March 29th, 2012 9:01 AM by Mel Samick
With a light economic calendar in hand last week, investors preferred to play it safe and book some profits while pausing to review the slowing global economy. PMI data from Europe was short of investors' expectations, while the Chinese economy points to PMI data on a somewhat downward trajectory. Volatile oil prices, which settled at $106.86 per barrel last week, didn't help the cause either. Talks of a military attack on Iran's nuclear sites subsided in the last couple of weeks and should help to stabilize oil prices. However, gas prices hanging around $4 per gallon will continue to be a big pinch on consumers' wallets.
All of the major indices ended up losing ground last week. By week's end, the S&P closed at 1,370 while the Dow ended the trading week at 12,169. As the first quarter of 2012 comes to a close, the S&P and NASDAQ have already gained 11 percent and 17 percent respectively. The tech sector and the financial sector have played a major role and have gained nearly 20 percent for the quarter. The improving labor market continued last week as weekly jobless claims were at 348K, the lowest threshold in the last couple of years. Treasuries were on a roller-coaster ride the entire week, hitting a high of 2.41 percent and a low level of 2.21 before settling at 2.24 by the end of week.
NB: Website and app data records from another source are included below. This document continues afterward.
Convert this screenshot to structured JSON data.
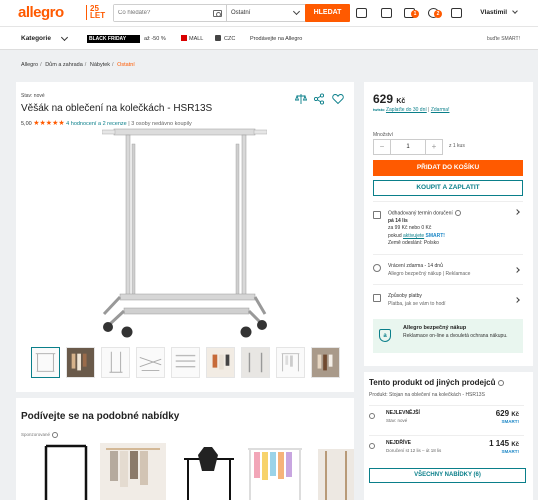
{
  "header": {
    "logo": "allegro",
    "anniversary": "25 LET",
    "search_placeholder": "Co hledáte?",
    "category": "Ostatní",
    "search_button": "HLEDAT",
    "user": "Vlastimil",
    "badges": [
      "1",
      "2"
    ]
  },
  "menu": {
    "categories": "Kategorie",
    "black_friday": "BLACK FRIDAY",
    "bf_discount": "až -50 %",
    "mall": "MALL",
    "czc": "CZC",
    "sell": "Prodávejte na Allegro",
    "smart": "buďte SMART!"
  },
  "breadcrumb": [
    "Allegro",
    "Dům a zahrada",
    "Nábytek",
    "Ostatní"
  ],
  "product": {
    "condition": "Stav: nové",
    "title": "Věšák na oblečení na kolečkách - HSR13S",
    "rating_value": "5,00",
    "stars": "★★★★★",
    "reviews": "4 hodnocení a 2 recenze",
    "bought": "3 osoby nedávno koupily"
  },
  "thumbnails": [
    "rack-front",
    "rack-clothes",
    "rack-side",
    "rack-flat",
    "rack-parts",
    "rack-room",
    "rack-detail",
    "rack-white",
    "rack-interior"
  ],
  "purchase": {
    "price_main": "629",
    "price_currency": "Kč",
    "pay_later": "Zaplaťte do 30 dní",
    "pay_later_free": "Zdarma!",
    "qty_label": "Množství",
    "qty_value": "1",
    "qty_minus": "−",
    "qty_plus": "+",
    "per_unit": "z 1 kus",
    "add_to_cart": "PŘIDAT DO KOŠÍKU",
    "buy_now": "KOUPIT A ZAPLATIT",
    "delivery_title": "Odhadovaný termín doručení",
    "delivery_date": "pá 14 lis",
    "delivery_price": "za 99 Kč nebo 0 Kč",
    "delivery_smart_prefix": "pokud",
    "delivery_smart_link": "aktivujete",
    "delivery_smart_brand": "SMART!",
    "delivery_origin": "Země odeslání: Polsko",
    "returns_title": "Vrácení zdarma - 14 dnů",
    "returns_desc": "Allegro bezpečný nákup | Reklamace",
    "payment_title": "Způsoby platby",
    "payment_desc": "Platba, jak se vám to hodí",
    "safe_title": "Allegro bezpečný nákup",
    "safe_desc": "Reklamace on-line a dvouletá ochrana nákupu."
  },
  "similar": {
    "title": "Podívejte se na podobné nabídky",
    "sponsored": "Sponzorované"
  },
  "others": {
    "title": "Tento produkt od jiných prodejců",
    "product_line": "Produkt: Stojan na oblečení na kolečkách - HSR13S",
    "offers": [
      {
        "tag": "NEJLEVNĚJŠÍ",
        "meta": "Stav: nové",
        "price": "629",
        "currency": "Kč",
        "smart": "SMART!"
      },
      {
        "tag": "NEJDŘÍVE",
        "meta": "Doručení st 12 lis – út 18 lis",
        "price": "1 145",
        "currency": "Kč",
        "smart": "SMART!"
      }
    ],
    "all_offers": "VŠECHNY NABÍDKY (6)"
  }
}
The Housing sector received the major share of economic news last week. The housing data came in more or less in line with investors' expectations. Housing Starts were at an annualized rate of 698,000 units in February, slightly lower than revised previous month's rate, but Building Permits were higher than consensus. New Home Sales for February were down by 1.6 percent, while the inventory level remained unchanged. At the end of the week, the Conforming Fixed 30-year rate leveled out at around 3.85 percent, while the Conforming Fixed 15-year rate finished at around 3.14 percent. Standard 5/1 ARM rates were last seen hovering around 2.8 percent.
This week, investors will be busy with heavy economic data as well as closing their books for the first quarter. In other major economic indicators, consumer outlook will be gauged from Consumer Confidence and Consumer Sentiment releases on Tuesday and Friday respectively. Durable Goods Orders on Wednesday, GDP on Thursday and Chicago PMI on Friday will be yet another indication of future economic growth and outlook.
Information provided by NYCB Capital Markets